WORK INSTRUCTIONS: In the data below, how many lines contain the word "trial"? Answer with the number alone.

DATA:

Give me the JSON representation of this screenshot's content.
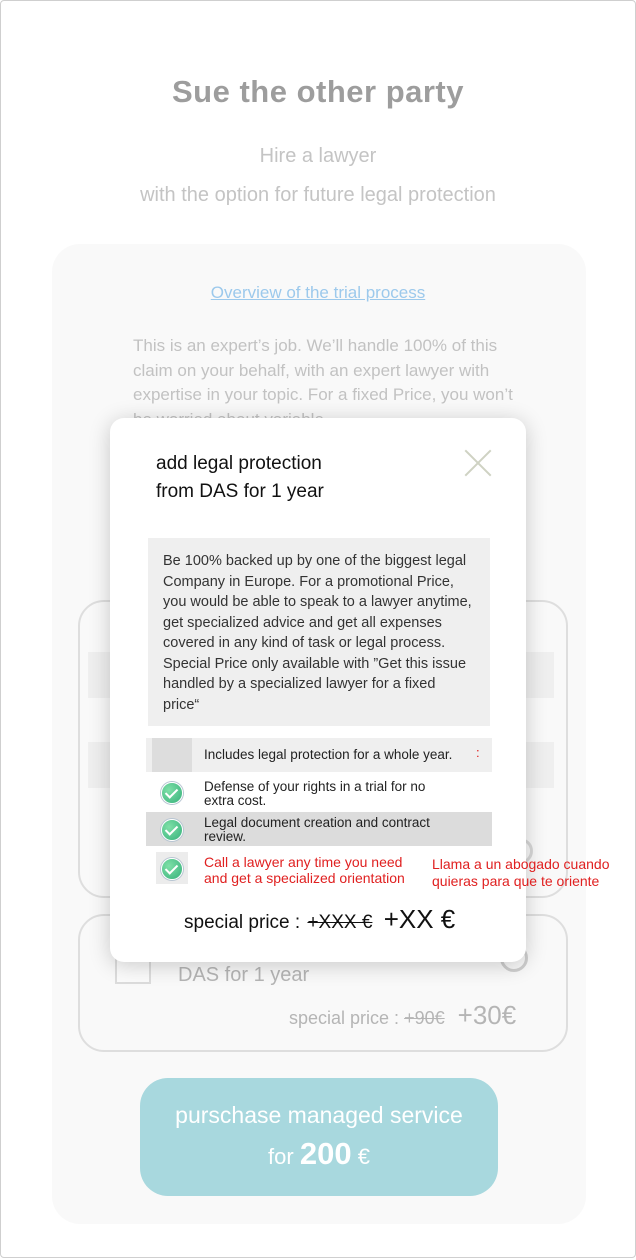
{
  "header": {
    "title": "Sue the other party",
    "subtitle_line1": "Hire a lawyer",
    "subtitle_line2": "with the option for future legal protection"
  },
  "card": {
    "overview_link": "Overview of the trial process",
    "description": "This is an expert’s job. We’ll handle 100% of this claim on your behalf, with an expert lawyer with expertise in your topic. For a fixed Price, you won’t be worried about variable",
    "das_option_label": "DAS for 1 year",
    "special_price_label": "special price :",
    "old_price": "+90€",
    "new_price": "+30€"
  },
  "purchase_button": {
    "line1": "purschase managed service",
    "line2_prefix": "for",
    "amount": "200",
    "currency": "€"
  },
  "modal": {
    "title_line1": "add legal protection",
    "title_line2": "from DAS for 1 year",
    "description": "Be 100% backed up by one of the biggest legal Company in Europe. For a promotional Price, you would be able to speak to a lawyer anytime, get specialized advice and get all expenses covered in any kind of task or legal process. Special Price only available with ”Get this issue handled by a specialized lawyer for a fixed price“",
    "features_header": "Includes legal protection for a whole year.",
    "header_mark": ":",
    "features": [
      {
        "line1": "Defense of your rights in a trial for no",
        "line2": "extra cost.",
        "icon": "check-icon"
      },
      {
        "line1": "Legal document creation and contract",
        "line2": "review.",
        "icon": "check-icon"
      },
      {
        "line1": "Call a lawyer any time you need",
        "line2": "and get a specialized orientation",
        "icon": "check-icon"
      }
    ],
    "special_price_label": "special price :",
    "old_price": "+XXX €",
    "new_price": "+XX €"
  },
  "annotation": {
    "line1": "Llama a un abogado cuando",
    "line2": "quieras para que te oriente"
  },
  "colors": {
    "accent_button": "#a8d8de",
    "link": "#9cc9ec",
    "annotation_red": "#e02020",
    "check_green": "#35b07a"
  }
}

SOLUTION FOR THIS PROBLEM: 2